How have you developed a culture of integrity in your classroom?

Was this useful? (2)
The Internal Compass
8 Principles of Positive Youth Development and How to Apply Them

Comments (8) Follow Subscribe to comments via RSS

Conversations on Edutopia (8) Sign in or register to comment

K Denico's picture

I believe it is very important for our children to be taught integrity. I try to teach integrity throughout the school year. I wish my school would have character education built into the curriculum. Also teacher in service days could be spent learning how to teach character education. If more schools taught character education, then immoral behavior in school children would decrease.

teacher@heart's picture

It was refreshing to read your blog, because I have witnessed the devastating effects of children coming into your classroom without integrity. To see that I am not the only teacher who has seen this in their classroom is reassuring that it's not just me. On the occasions that I have caught my students cheating on tests or stealing from classmates or even stealing classroom material, I have made it very clear that I disapprove of what they are doing and they are punished accordingly. However, the tips you have here for teaching about integrity will be helpful. The first tip that you have about uplifting students for more than just academic scores, made me reevaluate whether I am guilty of doing that. So much pressure is placed on teachers to ensure that students pass benchmarks, that I tend to be very data driven. I need to check whether I am praising students for their good character, which is just as important. Who wants a society full of people who only care about words and calculations? As teachers we have to not only reach their brains, but the core of our students. Will our students be kind, honest, and caring human beings? I want to be able to answer yes to that question. Thanks for sharing.

davidoff's picture
Graphic Design Teacher

This is wonderful! I may learn a lot from this post. It's really helpful to find out effective ways to increase student integrity.
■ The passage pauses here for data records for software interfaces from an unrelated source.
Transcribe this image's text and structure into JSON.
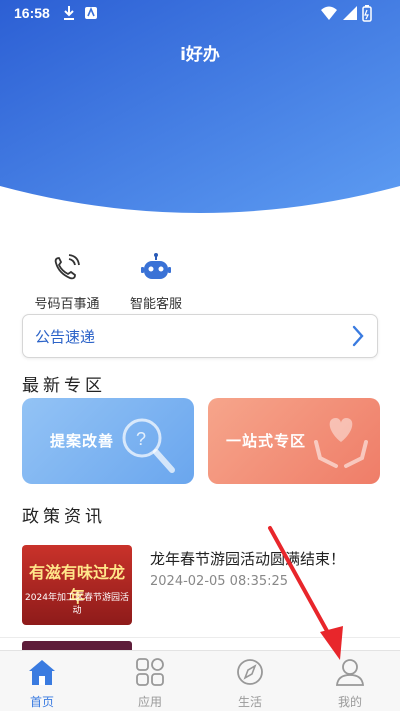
{
  "status_bar": {
    "time": "16:58"
  },
  "header": {
    "title": "i好办"
  },
  "quick_actions": [
    {
      "label": "号码百事通",
      "icon": "phone-signal-icon"
    },
    {
      "label": "智能客服",
      "icon": "robot-icon"
    }
  ],
  "notice": {
    "label": "公告速递"
  },
  "featured": {
    "title": "最新专区",
    "cards": [
      {
        "label": "提案改善",
        "icon": "magnifier-icon"
      },
      {
        "label": "一站式专区",
        "icon": "heart-hands-icon"
      }
    ]
  },
  "policy": {
    "title": "政策资讯",
    "items": [
      {
        "thumb_title": "有滋有味过龙年",
        "thumb_subtitle": "2024年加工区春节游园活动",
        "headline": "龙年春节游园活动圆满结束！",
        "date": "2024-02-05 08:35:25"
      }
    ]
  },
  "tab_bar": {
    "tabs": [
      {
        "label": "首页",
        "icon": "home-icon",
        "active": true
      },
      {
        "label": "应用",
        "icon": "apps-grid-icon",
        "active": false
      },
      {
        "label": "生活",
        "icon": "compass-icon",
        "active": false
      },
      {
        "label": "我的",
        "icon": "user-icon",
        "active": false
      }
    ]
  },
  "colors": {
    "accent": "#3a7be0",
    "header_top": "#2f67d8",
    "header_bottom": "#5b97f0",
    "annotation_arrow": "#e8262b"
  }
}
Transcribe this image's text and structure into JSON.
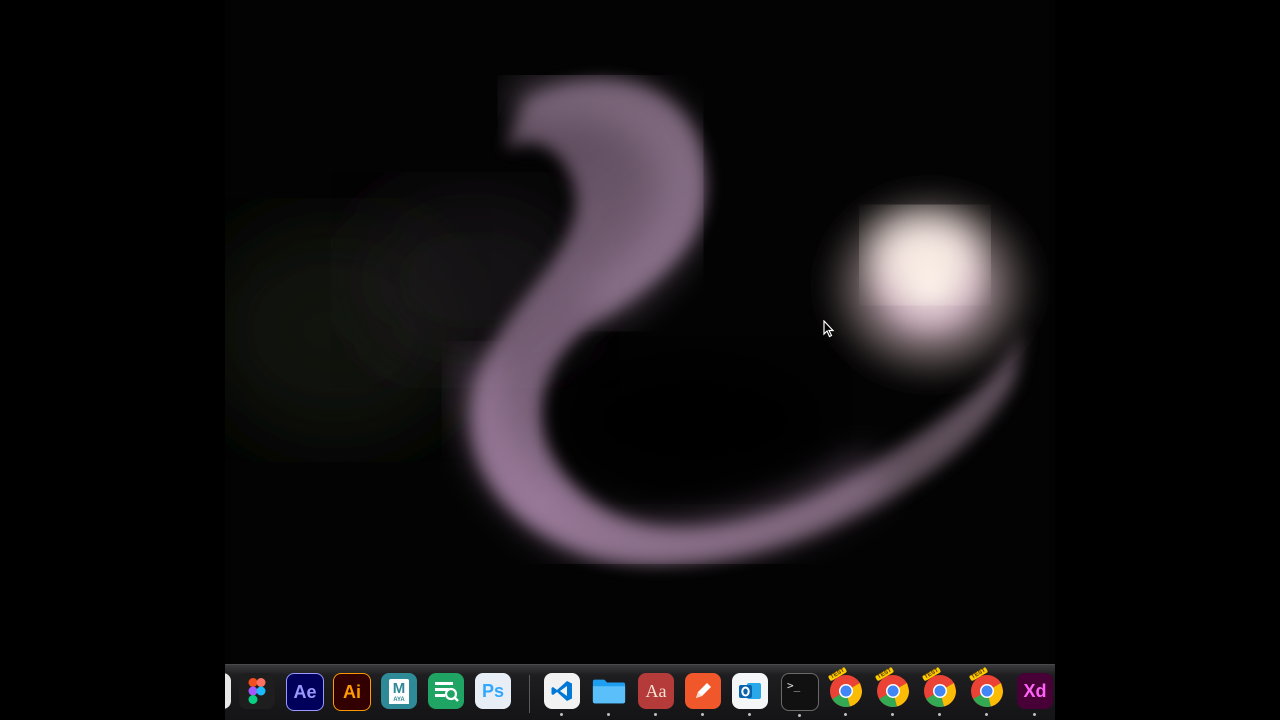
{
  "desktop": {
    "wallpaper": "purple smoke animation on black background",
    "colors": {
      "background": "#000000",
      "smoke_purple": "#c89ac8",
      "smoke_glow": "#ffe6f0",
      "dock_bg": "#1a1a1c"
    }
  },
  "dock": {
    "items": [
      {
        "name": "partial-app-icon",
        "label": ""
      },
      {
        "name": "figma-icon",
        "label": ""
      },
      {
        "name": "after-effects-icon",
        "label": "Ae"
      },
      {
        "name": "illustrator-icon",
        "label": "Ai"
      },
      {
        "name": "maya-icon",
        "label": "M",
        "sublabel": "AYA"
      },
      {
        "name": "spreadsheet-search-icon",
        "label": ""
      },
      {
        "name": "photoshop-icon",
        "label": "Ps"
      },
      {
        "name": "vscode-icon",
        "label": ""
      },
      {
        "name": "files-folder-icon",
        "label": ""
      },
      {
        "name": "dictionary-icon",
        "label": "Aa"
      },
      {
        "name": "pen-app-icon",
        "label": ""
      },
      {
        "name": "outlook-icon",
        "label": ""
      },
      {
        "name": "terminal-icon",
        "label": ">_"
      },
      {
        "name": "chrome-test-icon",
        "label": "TEST"
      },
      {
        "name": "chrome-test-icon",
        "label": "TEST"
      },
      {
        "name": "chrome-test-icon",
        "label": "TEST"
      },
      {
        "name": "chrome-test-icon",
        "label": "TEST"
      },
      {
        "name": "xd-icon",
        "label": "Xd"
      }
    ]
  }
}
Nicole's picture

I truly appreciate this post. Increasing integrity in the classroom is pertinent to the development of strong moral character. I love the integrity compass model. I would like to display that in my classroom.

Marilyn Price-Mitchell PhD's picture
Marilyn Price-Mitchell PhD
Developmental Psychologist, Researcher, Writer

Thanks, Nicole. I've had a lot of teachers ask for the compass model to display in their classrooms and am working on making this available. If you go to my website at and add your name to the newsletter list, you'll be the first to hear when it is available.

Nikki's picture

Thank you for this post! Teaching 5th grade students is challenging when they are on the cusp of the teenage years and are torn between wanting to be 'cool' and wanting to still please their teacher. I try to teach integrity whenever I possibly can. I think it is important to help students develop as young adults and I feel it is my duty as a teacher to instill morals and integrity into their development. I love the integrity compass model! I think this would be great to share with students and parents at the beginning of the year and set goals for each point.

Rebeca Palacios García de la Rosa's picture

First of all, many thanks for your post. And yes, I firmly believe that it is possible to educate in integrity at school. I work with adolescences with social problems for more than 17 years and my experience shows that if we teach social abilites, the Teachers act like models and we also teach to our pupils' families, our pupils will improve their personal and social abilites. Thank you.

Sign in to comment. Not a member? Register.